Kyoko’s birth father was an American GI, one of the first to land in Japan for the Occupation after the end of World War II. He met a young woman named Taka at a train station, and soon got her pregnant. Then he left. Taka raised Kyoko, her bi-racial child, for 17 years in Japan, a difficult situation for both of them. When a retired American military officer asked Taka to marry him, she viewed it as a chance to get her daughter out of Japan. Kyoko was taken from high school and landed in Minnesota. Unhappy in many respects, she clung to her secret mission, finding her birth father.

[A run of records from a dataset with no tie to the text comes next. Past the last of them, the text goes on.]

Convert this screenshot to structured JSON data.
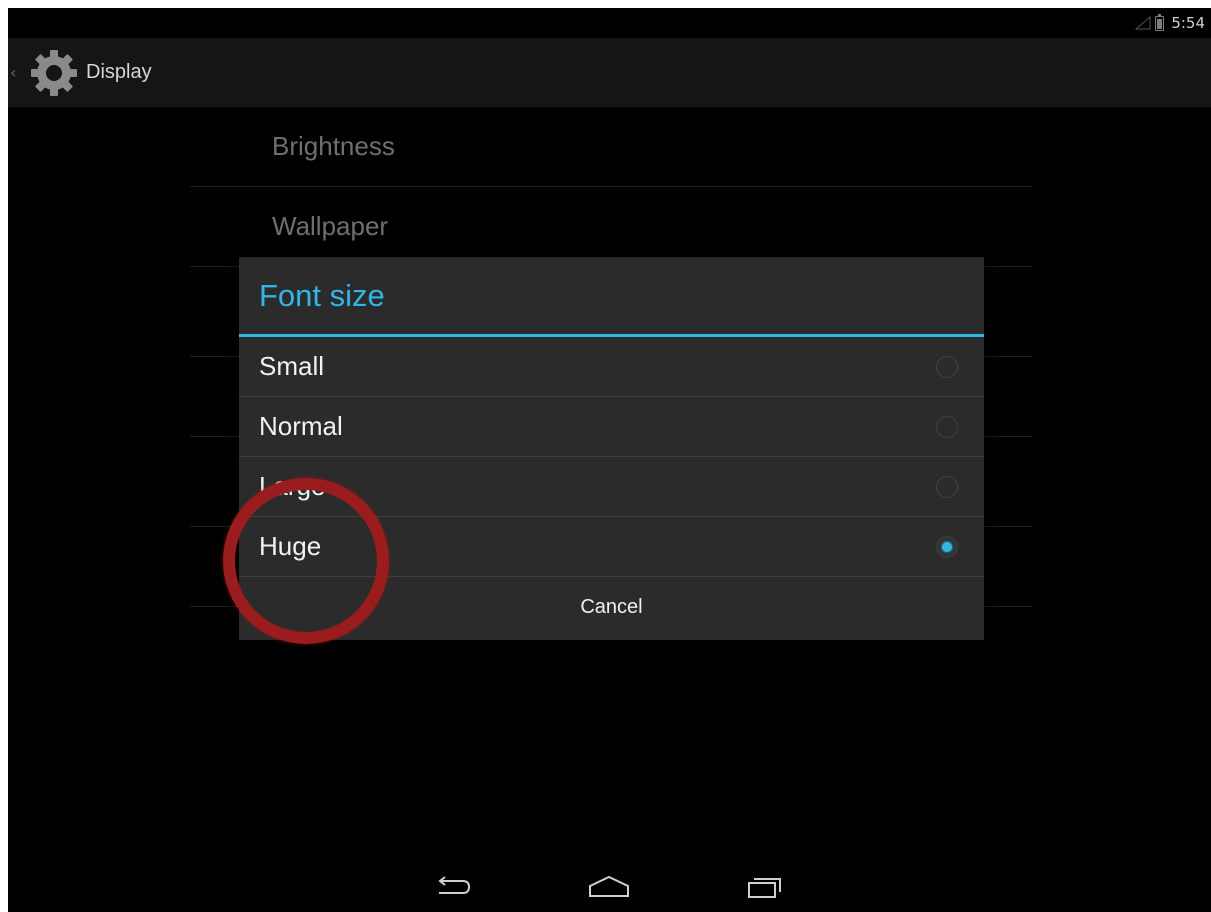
{
  "status_bar": {
    "clock": "5:54"
  },
  "action_bar": {
    "title": "Display"
  },
  "settings": {
    "items": [
      {
        "label": "Brightness"
      },
      {
        "label": "Wallpaper"
      },
      {
        "label": ""
      },
      {
        "label": ""
      },
      {
        "label": ""
      },
      {
        "label": ""
      }
    ]
  },
  "dialog": {
    "title": "Font size",
    "options": [
      {
        "label": "Small",
        "selected": false
      },
      {
        "label": "Normal",
        "selected": false
      },
      {
        "label": "Large",
        "selected": false
      },
      {
        "label": "Huge",
        "selected": true
      }
    ],
    "cancel_label": "Cancel"
  },
  "colors": {
    "accent": "#33b5e5",
    "annotation": "#9b1c1c",
    "dialog_bg": "#2b2b2b",
    "screen_bg": "#000000"
  },
  "icons": [
    "signal-icon",
    "battery-icon",
    "up-caret-icon",
    "gear-icon",
    "back-icon",
    "home-icon",
    "recent-apps-icon"
  ]
}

Her mother was shunned by her family when she married a black GI. Many years later, the Japanese relatives tried to find their sister, but they were too late. She had died six years earlier. Morgan had no interest in forming ties to the family in Japan, hurt by what they did to her mother. Then she thought she should at least tell them what they missed.

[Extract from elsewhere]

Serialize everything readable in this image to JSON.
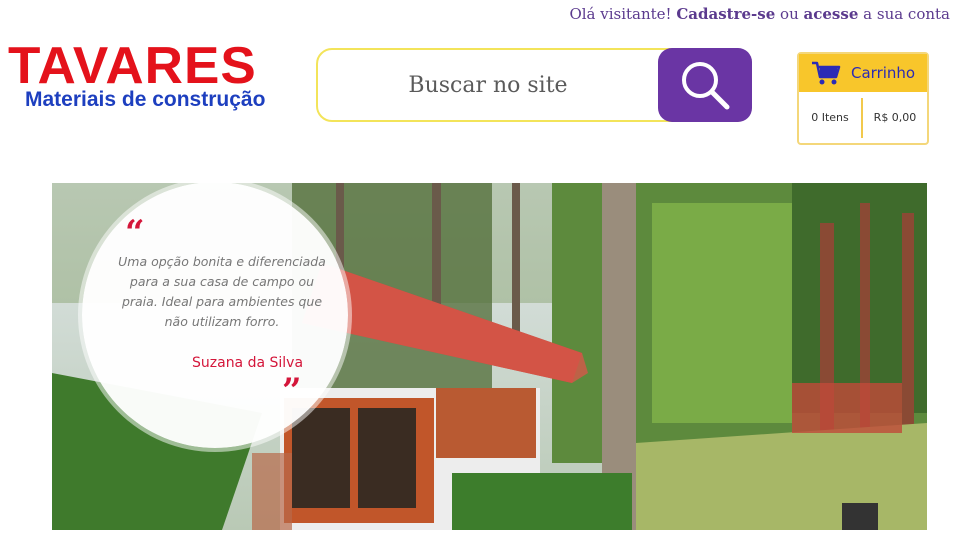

Yukie Sato Hawkins
They attributed many things to her being Japanese – the lack of visible affection between their parents, her criticism of her children in front of others. Even the yelling… although it’s questionable whether that’s a Japanese trait or a mom trait. They didn’t understand why she married their father, and they didn’t understand why she stayed.
Toyoko Yonamine, Wardell Townsend Sr.
Over the years, the children of Toyoko Yonamine and Wardell Townsend Sr. have sought to find balance in the multiple sides of their heritage. Modern multi-racial American; descendants of the segregated south; son or daughter of ancient Asia. They have come to value their origins from both sides of the Pacific.